# Instructions for the task:
All that is needed is every record, duplicated exactly.

# Collected data:
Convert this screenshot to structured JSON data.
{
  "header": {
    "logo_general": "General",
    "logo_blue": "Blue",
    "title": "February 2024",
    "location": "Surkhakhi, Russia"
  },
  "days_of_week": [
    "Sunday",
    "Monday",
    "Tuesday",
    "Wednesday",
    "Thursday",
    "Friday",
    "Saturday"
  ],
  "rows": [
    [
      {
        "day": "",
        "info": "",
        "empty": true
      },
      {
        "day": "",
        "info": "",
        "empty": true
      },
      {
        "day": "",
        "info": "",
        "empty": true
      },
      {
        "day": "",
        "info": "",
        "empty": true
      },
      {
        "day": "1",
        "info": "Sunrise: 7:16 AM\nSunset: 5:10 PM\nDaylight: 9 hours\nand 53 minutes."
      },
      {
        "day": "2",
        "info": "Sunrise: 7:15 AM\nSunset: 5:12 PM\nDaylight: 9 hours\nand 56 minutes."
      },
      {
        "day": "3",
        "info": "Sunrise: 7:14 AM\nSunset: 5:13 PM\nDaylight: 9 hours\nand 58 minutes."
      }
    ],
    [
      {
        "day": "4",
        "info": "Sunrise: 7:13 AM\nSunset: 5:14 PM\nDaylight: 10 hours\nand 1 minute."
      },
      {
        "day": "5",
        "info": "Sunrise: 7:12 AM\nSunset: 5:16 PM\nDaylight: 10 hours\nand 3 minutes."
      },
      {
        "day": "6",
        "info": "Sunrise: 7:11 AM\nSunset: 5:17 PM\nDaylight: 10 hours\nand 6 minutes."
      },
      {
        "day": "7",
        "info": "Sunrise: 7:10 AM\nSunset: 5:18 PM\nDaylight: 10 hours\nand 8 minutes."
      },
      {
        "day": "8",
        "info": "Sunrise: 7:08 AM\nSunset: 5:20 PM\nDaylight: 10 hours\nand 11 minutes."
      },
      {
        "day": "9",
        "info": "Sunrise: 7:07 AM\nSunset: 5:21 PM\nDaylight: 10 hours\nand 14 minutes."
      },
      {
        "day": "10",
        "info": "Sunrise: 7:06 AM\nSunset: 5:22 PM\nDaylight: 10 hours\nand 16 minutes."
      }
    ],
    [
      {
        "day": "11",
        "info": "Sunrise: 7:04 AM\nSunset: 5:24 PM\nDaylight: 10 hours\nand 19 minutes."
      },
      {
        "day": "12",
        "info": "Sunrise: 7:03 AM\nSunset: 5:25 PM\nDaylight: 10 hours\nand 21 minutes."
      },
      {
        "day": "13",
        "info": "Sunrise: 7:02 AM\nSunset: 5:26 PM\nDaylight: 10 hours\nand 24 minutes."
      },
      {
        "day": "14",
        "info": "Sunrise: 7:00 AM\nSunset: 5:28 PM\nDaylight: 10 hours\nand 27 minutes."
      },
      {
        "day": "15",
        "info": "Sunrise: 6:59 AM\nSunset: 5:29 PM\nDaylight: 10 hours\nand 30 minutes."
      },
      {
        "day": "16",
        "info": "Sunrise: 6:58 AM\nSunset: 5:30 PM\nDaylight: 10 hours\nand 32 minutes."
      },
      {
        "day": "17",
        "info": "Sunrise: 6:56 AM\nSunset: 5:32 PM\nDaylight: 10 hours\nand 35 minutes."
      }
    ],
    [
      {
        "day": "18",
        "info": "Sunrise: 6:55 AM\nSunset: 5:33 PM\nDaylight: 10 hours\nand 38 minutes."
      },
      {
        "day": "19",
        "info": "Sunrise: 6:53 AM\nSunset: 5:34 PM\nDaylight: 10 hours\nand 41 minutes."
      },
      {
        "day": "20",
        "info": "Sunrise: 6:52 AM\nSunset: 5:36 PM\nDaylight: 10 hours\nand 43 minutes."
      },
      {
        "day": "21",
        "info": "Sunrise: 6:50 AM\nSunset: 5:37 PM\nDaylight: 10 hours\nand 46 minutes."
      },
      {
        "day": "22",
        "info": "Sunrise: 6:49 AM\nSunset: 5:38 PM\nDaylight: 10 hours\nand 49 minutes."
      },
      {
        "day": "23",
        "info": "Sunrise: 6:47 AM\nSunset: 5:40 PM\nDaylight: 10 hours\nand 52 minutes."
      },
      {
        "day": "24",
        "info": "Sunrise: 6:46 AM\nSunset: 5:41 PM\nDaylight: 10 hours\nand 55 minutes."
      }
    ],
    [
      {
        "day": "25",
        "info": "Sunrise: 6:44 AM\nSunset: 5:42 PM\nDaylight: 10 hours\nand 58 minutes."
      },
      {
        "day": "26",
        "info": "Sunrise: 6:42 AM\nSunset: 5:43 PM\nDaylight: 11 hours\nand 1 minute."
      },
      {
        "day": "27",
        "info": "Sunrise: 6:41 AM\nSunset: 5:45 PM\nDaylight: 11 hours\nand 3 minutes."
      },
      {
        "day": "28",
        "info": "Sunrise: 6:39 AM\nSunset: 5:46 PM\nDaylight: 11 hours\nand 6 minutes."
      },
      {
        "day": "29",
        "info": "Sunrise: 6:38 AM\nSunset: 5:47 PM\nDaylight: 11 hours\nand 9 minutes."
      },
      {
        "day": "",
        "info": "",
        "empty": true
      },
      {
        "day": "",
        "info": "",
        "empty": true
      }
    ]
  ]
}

# Problem solution:
Convert this screenshot to structured JSON data.
{
  "header": {
    "logo_general": "General",
    "logo_blue": "Blue",
    "title": "February 2024",
    "location": "Surkhakhi, Russia"
  },
  "days_of_week": [
    "Sunday",
    "Monday",
    "Tuesday",
    "Wednesday",
    "Thursday",
    "Friday",
    "Saturday"
  ],
  "rows": [
    [
      {
        "day": "",
        "info": "",
        "empty": true
      },
      {
        "day": "",
        "info": "",
        "empty": true
      },
      {
        "day": "",
        "info": "",
        "empty": true
      },
      {
        "day": "",
        "info": "",
        "empty": true
      },
      {
        "day": "1",
        "info": "Sunrise: 7:16 AM\nSunset: 5:10 PM\nDaylight: 9 hours\nand 53 minutes."
      },
      {
        "day": "2",
        "info": "Sunrise: 7:15 AM\nSunset: 5:12 PM\nDaylight: 9 hours\nand 56 minutes."
      },
      {
        "day": "3",
        "info": "Sunrise: 7:14 AM\nSunset: 5:13 PM\nDaylight: 9 hours\nand 58 minutes."
      }
    ],
    [
      {
        "day": "4",
        "info": "Sunrise: 7:13 AM\nSunset: 5:14 PM\nDaylight: 10 hours\nand 1 minute."
      },
      {
        "day": "5",
        "info": "Sunrise: 7:12 AM\nSunset: 5:16 PM\nDaylight: 10 hours\nand 3 minutes."
      },
      {
        "day": "6",
        "info": "Sunrise: 7:11 AM\nSunset: 5:17 PM\nDaylight: 10 hours\nand 6 minutes."
      },
      {
        "day": "7",
        "info": "Sunrise: 7:10 AM\nSunset: 5:18 PM\nDaylight: 10 hours\nand 8 minutes."
      },
      {
        "day": "8",
        "info": "Sunrise: 7:08 AM\nSunset: 5:20 PM\nDaylight: 10 hours\nand 11 minutes."
      },
      {
        "day": "9",
        "info": "Sunrise: 7:07 AM\nSunset: 5:21 PM\nDaylight: 10 hours\nand 14 minutes."
      },
      {
        "day": "10",
        "info": "Sunrise: 7:06 AM\nSunset: 5:22 PM\nDaylight: 10 hours\nand 16 minutes."
      }
    ],
    [
      {
        "day": "11",
        "info": "Sunrise: 7:04 AM\nSunset: 5:24 PM\nDaylight: 10 hours\nand 19 minutes."
      },
      {
        "day": "12",
        "info": "Sunrise: 7:03 AM\nSunset: 5:25 PM\nDaylight: 10 hours\nand 21 minutes."
      },
      {
        "day": "13",
        "info": "Sunrise: 7:02 AM\nSunset: 5:26 PM\nDaylight: 10 hours\nand 24 minutes."
      },
      {
        "day": "14",
        "info": "Sunrise: 7:00 AM\nSunset: 5:28 PM\nDaylight: 10 hours\nand 27 minutes."
      },
      {
        "day": "15",
        "info": "Sunrise: 6:59 AM\nSunset: 5:29 PM\nDaylight: 10 hours\nand 30 minutes."
      },
      {
        "day": "16",
        "info": "Sunrise: 6:58 AM\nSunset: 5:30 PM\nDaylight: 10 hours\nand 32 minutes."
      },
      {
        "day": "17",
        "info": "Sunrise: 6:56 AM\nSunset: 5:32 PM\nDaylight: 10 hours\nand 35 minutes."
      }
    ],
    [
      {
        "day": "18",
        "info": "Sunrise: 6:55 AM\nSunset: 5:33 PM\nDaylight: 10 hours\nand 38 minutes."
      },
      {
        "day": "19",
        "info": "Sunrise: 6:53 AM\nSunset: 5:34 PM\nDaylight: 10 hours\nand 41 minutes."
      },
      {
        "day": "20",
        "info": "Sunrise: 6:52 AM\nSunset: 5:36 PM\nDaylight: 10 hours\nand 43 minutes."
      },
      {
        "day": "21",
        "info": "Sunrise: 6:50 AM\nSunset: 5:37 PM\nDaylight: 10 hours\nand 46 minutes."
      },
      {
        "day": "22",
        "info": "Sunrise: 6:49 AM\nSunset: 5:38 PM\nDaylight: 10 hours\nand 49 minutes."
      },
      {
        "day": "23",
        "info": "Sunrise: 6:47 AM\nSunset: 5:40 PM\nDaylight: 10 hours\nand 52 minutes."
      },
      {
        "day": "24",
        "info": "Sunrise: 6:46 AM\nSunset: 5:41 PM\nDaylight: 10 hours\nand 55 minutes."
      }
    ],
    [
      {
        "day": "25",
        "info": "Sunrise: 6:44 AM\nSunset: 5:42 PM\nDaylight: 10 hours\nand 58 minutes."
      },
      {
        "day": "26",
        "info": "Sunrise: 6:42 AM\nSunset: 5:43 PM\nDaylight: 11 hours\nand 1 minute."
      },
      {
        "day": "27",
        "info": "Sunrise: 6:41 AM\nSunset: 5:45 PM\nDaylight: 11 hours\nand 3 minutes."
      },
      {
        "day": "28",
        "info": "Sunrise: 6:39 AM\nSunset: 5:46 PM\nDaylight: 11 hours\nand 6 minutes."
      },
      {
        "day": "29",
        "info": "Sunrise: 6:38 AM\nSunset: 5:47 PM\nDaylight: 11 hours\nand 9 minutes."
      },
      {
        "day": "",
        "info": "",
        "empty": true
      },
      {
        "day": "",
        "info": "",
        "empty": true
      }
    ]
  ]
}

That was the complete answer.